Find the string "label" in the entries and copy each line that has it.

BEGIN Material for the task

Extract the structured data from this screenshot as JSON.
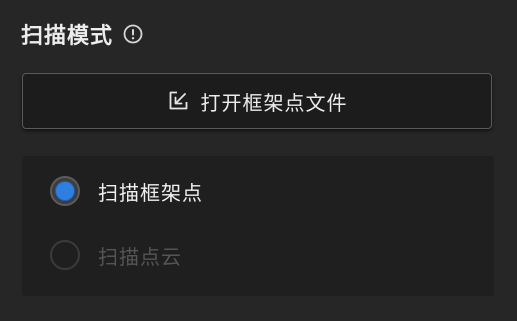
{
  "section": {
    "title": "扫描模式",
    "info_icon": "info-circle-icon"
  },
  "open_button": {
    "label": "打开框架点文件",
    "icon": "import-file-icon"
  },
  "scan_mode": {
    "selected": "扫描框架点",
    "options": [
      {
        "label": "扫描框架点",
        "checked": true,
        "disabled": false
      },
      {
        "label": "扫描点云",
        "checked": false,
        "disabled": true
      }
    ]
  },
  "colors": {
    "background": "#262626",
    "panel": "#1f1f1f",
    "accent": "#2f7fe0",
    "text": "#ececec",
    "disabled_text": "#555555"
  }
}
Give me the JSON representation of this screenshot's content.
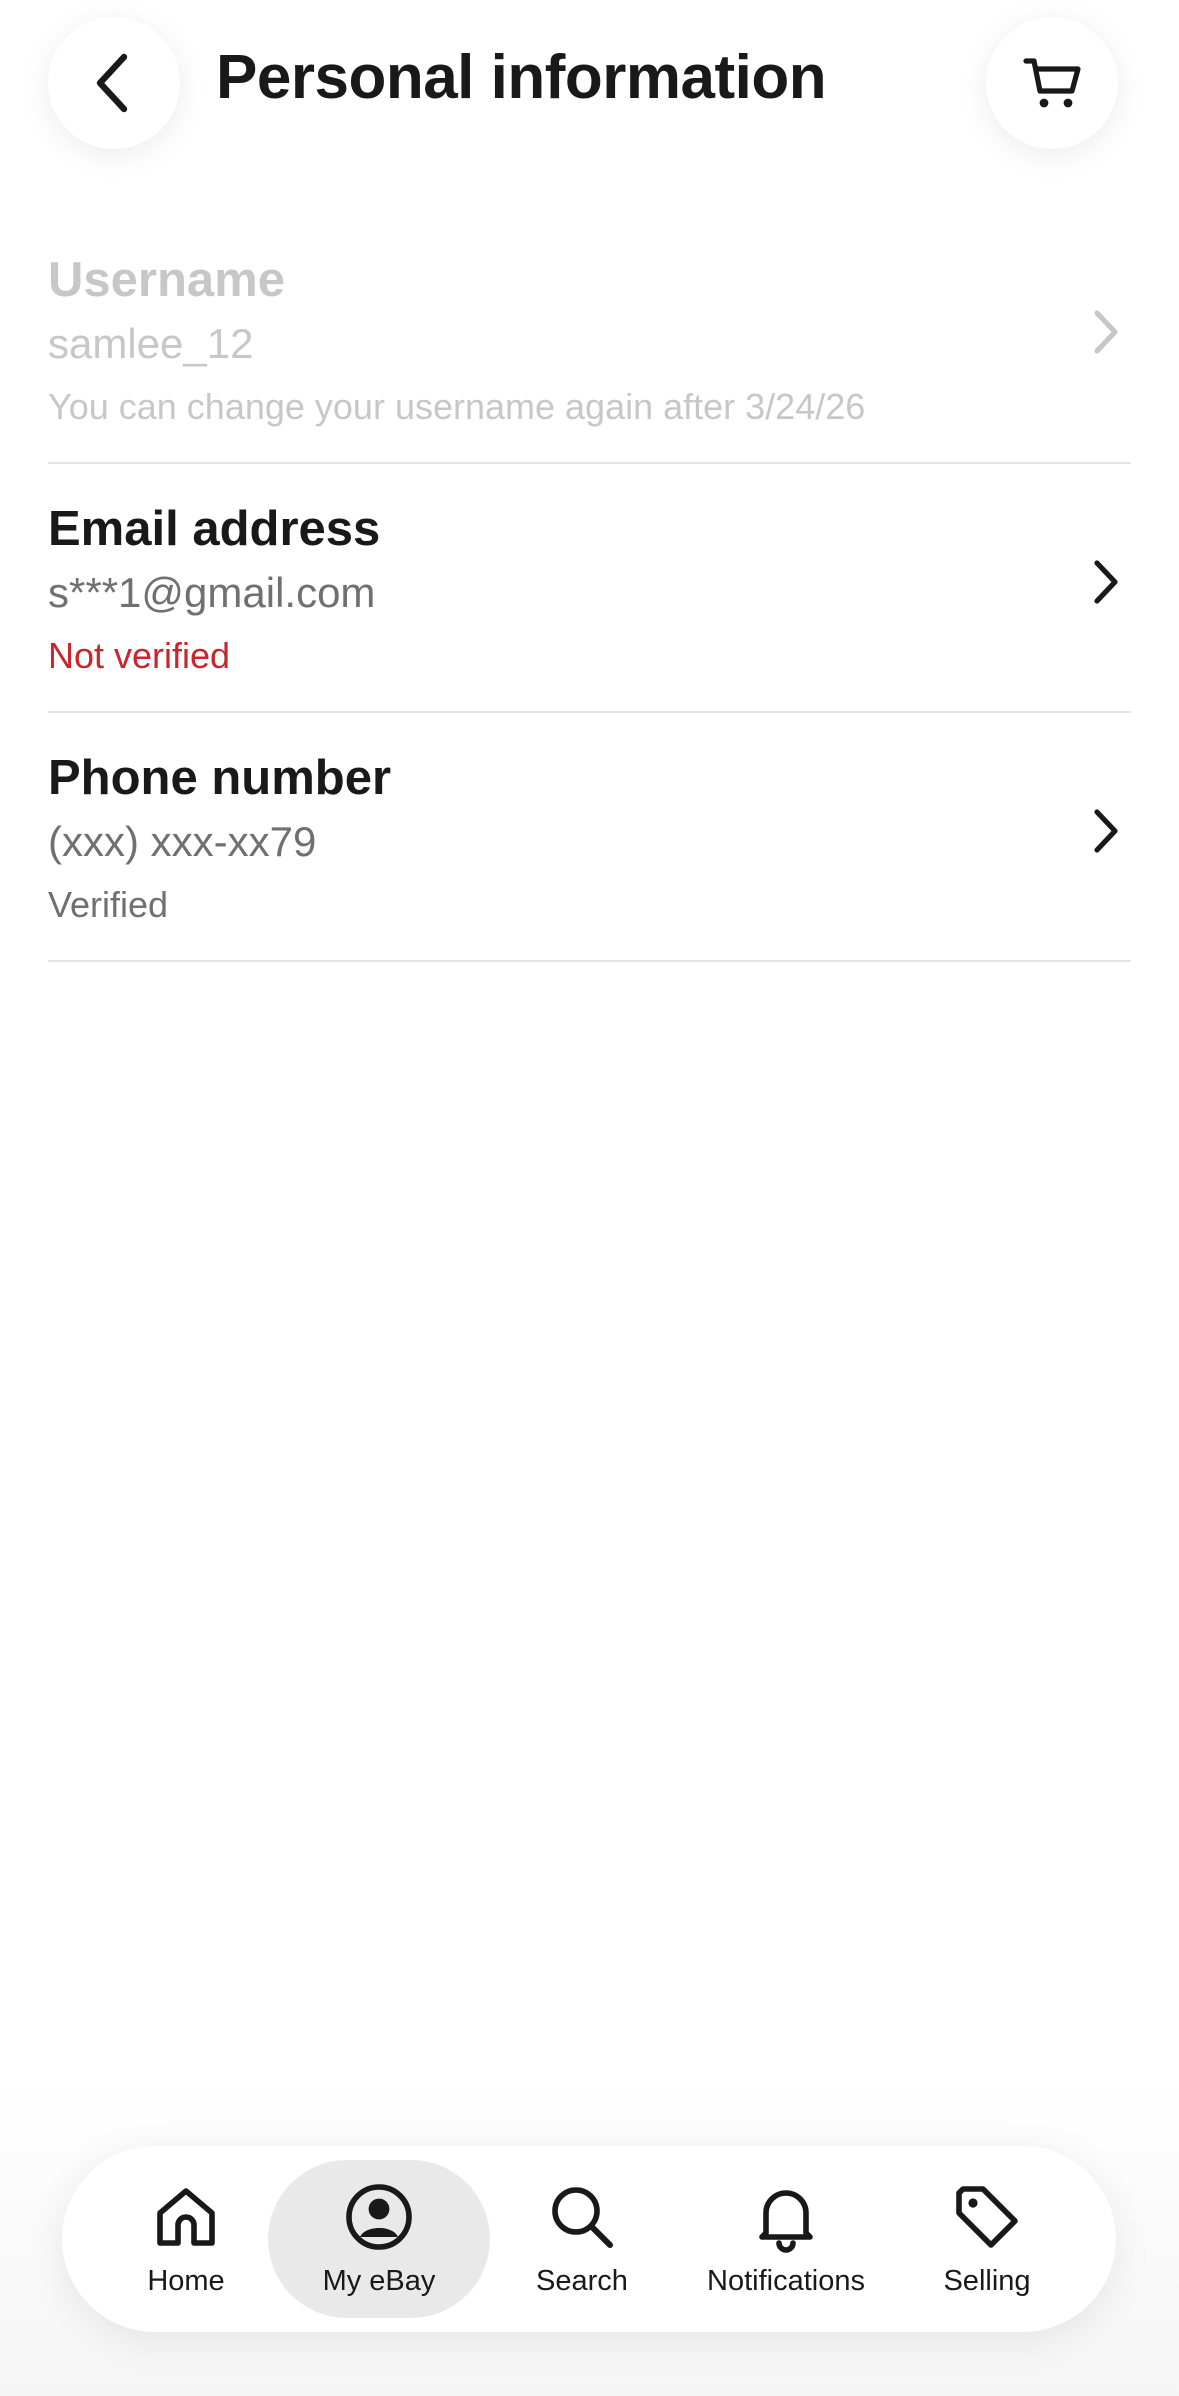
{
  "header": {
    "title": "Personal information",
    "back_icon": "chevron-left-icon",
    "cart_icon": "cart-icon"
  },
  "rows": [
    {
      "title": "Username",
      "value": "samlee_12",
      "status": "You can change your username again after 3/24/26",
      "disabled": true
    },
    {
      "title": "Email address",
      "value": "s***1@gmail.com",
      "status": "Not verified",
      "status_color": "#c9252c"
    },
    {
      "title": "Phone number",
      "value": "(xxx) xxx-xx79",
      "status": "Verified"
    }
  ],
  "tabbar": {
    "tabs": [
      {
        "label": "Home",
        "icon": "home-icon"
      },
      {
        "label": "My eBay",
        "icon": "account-icon",
        "active": true
      },
      {
        "label": "Search",
        "icon": "search-icon"
      },
      {
        "label": "Notifications",
        "icon": "bell-icon"
      },
      {
        "label": "Selling",
        "icon": "tag-icon"
      }
    ]
  },
  "colors": {
    "text": "#191919",
    "secondary": "#707070",
    "disabled": "#c7c7c7",
    "error": "#c9252c",
    "active_tab_bg": "#e9e9e9"
  }
}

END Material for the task

- Result of the exercise:
    "label": "打开框架点文件",
        "label": "扫描框架点",
        "label": "扫描点云",
        "label": "Home",
        "label": "My eBay",
        "label": "Search",
        "label": "Notifications",
        "label": "Selling",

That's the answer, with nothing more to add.